Two of Japan’s biggest consumer-to-consumer (C2C) platforms are joining forces. Last month, Rakuten announced that its two flea market apps, Rakuma and Fril, would be merging under the Rakuma brand to increase the merchandise offering and pursue efficiencies in operations, providing the distinctive platform of choice for Japan’s C2C users.

Rakuma, launched by Rakuten in November 2014, introduced an ambitious business strategy that eliminated seller fees and took full advantage of Rakuten’s strong loyalty program. The strategy proved wildly successful and the app grew to occupy one of the top spots in an industry that – according to the Japanese government – saw sales top 300 billion yen in 2016.

Fril: Japan’s ‘original’ flea market app

In September 2016, Rakuten acquired Fablic, the company behind flea market app, Fril. Considered by many in Japan to be the nation’s ‘original’ flea market app, Fril emerged at a time when PC-based auction sites still dominated. It was a time when smartphone use was exploding around Japan as more and more users were searching for an easier and more efficient way to sell their used goods.

“Before Fril, you needed a PC to be able to put anything up for sale,” recalls Motoki Nagasato of Fablic. “Smartphones weren’t widely used back then … the process of actually selling anything was really long. Unless you were seriously motivated, you probably wouldn’t go to the effort of setting up your PC, buying a digital camera and making arrangements for payment just to sell something small.”

Fril launched in July 2012, aiming to solve this problem through a simple smartphone app. “The idea was that if you could snap a picture of something, put it up for sale, sell it, and even chat with the buyer, all within one simple package, younger people might be motivated to try it,” he continues. “We were the only player on the scene for about a year, and we got about 2 million downloads through word-of-mouth alone.”

The youth of Fril’s user base has remained one of the app’s core strengths – it continues to be a favorite among users in their teens and 20s looking to buy and sell fashion and cosmetic items.

Together at last

After over a year in the Rakuten family, Fril is now joining forces with Rakuma to tackle the world of flea market apps head on. The marriage looks to benefit both Rakuma and Fril users, as well as the Rakuten group as a whole.

From the users’ perspective, the combined service will offer greater product variety and the loyalty advantages of being part of the Rakuten Ecosystem. All users will be able to earn and spend Rakuten Super Points with the new Rakuma, while campaigns and collaborations with other Rakuten services will also be possible.

For Rakuten, the move promises to boost efficiency. “First of all, we can concentrate our management resources on one project,” says Ryo Matsumura, Director of Rakuten’s E-Commerce Company, who heads up Rakuma. “Our marketing teams and our engineers were spread across two services, but now they can work together. We will be able to concentrate marketing resources on one brand instead of two.”

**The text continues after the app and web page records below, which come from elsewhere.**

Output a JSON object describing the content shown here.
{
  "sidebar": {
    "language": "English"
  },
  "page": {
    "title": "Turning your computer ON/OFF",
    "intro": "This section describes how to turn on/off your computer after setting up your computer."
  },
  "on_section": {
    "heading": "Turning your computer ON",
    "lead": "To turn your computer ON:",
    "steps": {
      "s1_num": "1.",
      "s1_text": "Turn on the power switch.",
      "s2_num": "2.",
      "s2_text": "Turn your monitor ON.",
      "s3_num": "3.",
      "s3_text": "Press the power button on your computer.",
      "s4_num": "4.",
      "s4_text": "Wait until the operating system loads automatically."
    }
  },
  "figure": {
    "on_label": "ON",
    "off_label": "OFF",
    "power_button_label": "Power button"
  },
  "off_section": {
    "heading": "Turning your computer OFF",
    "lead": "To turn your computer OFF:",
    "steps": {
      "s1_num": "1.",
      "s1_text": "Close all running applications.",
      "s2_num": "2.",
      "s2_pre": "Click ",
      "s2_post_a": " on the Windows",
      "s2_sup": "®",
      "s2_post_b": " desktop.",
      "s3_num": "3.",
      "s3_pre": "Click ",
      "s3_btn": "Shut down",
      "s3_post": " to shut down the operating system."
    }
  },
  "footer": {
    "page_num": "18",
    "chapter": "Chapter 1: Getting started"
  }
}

Lofty goals for the new Rakuma

C2C is a growing market in Japan, and Rakuma is gaining traction as a major player. While the new Rakuma will occupy the number two spot in the industry, the team isn’t about to stop there.

“We are already making around 140 billion yen in annualized sales. We want to continue to grow exponentially,” explains Matsumura. “We are aiming for number one.”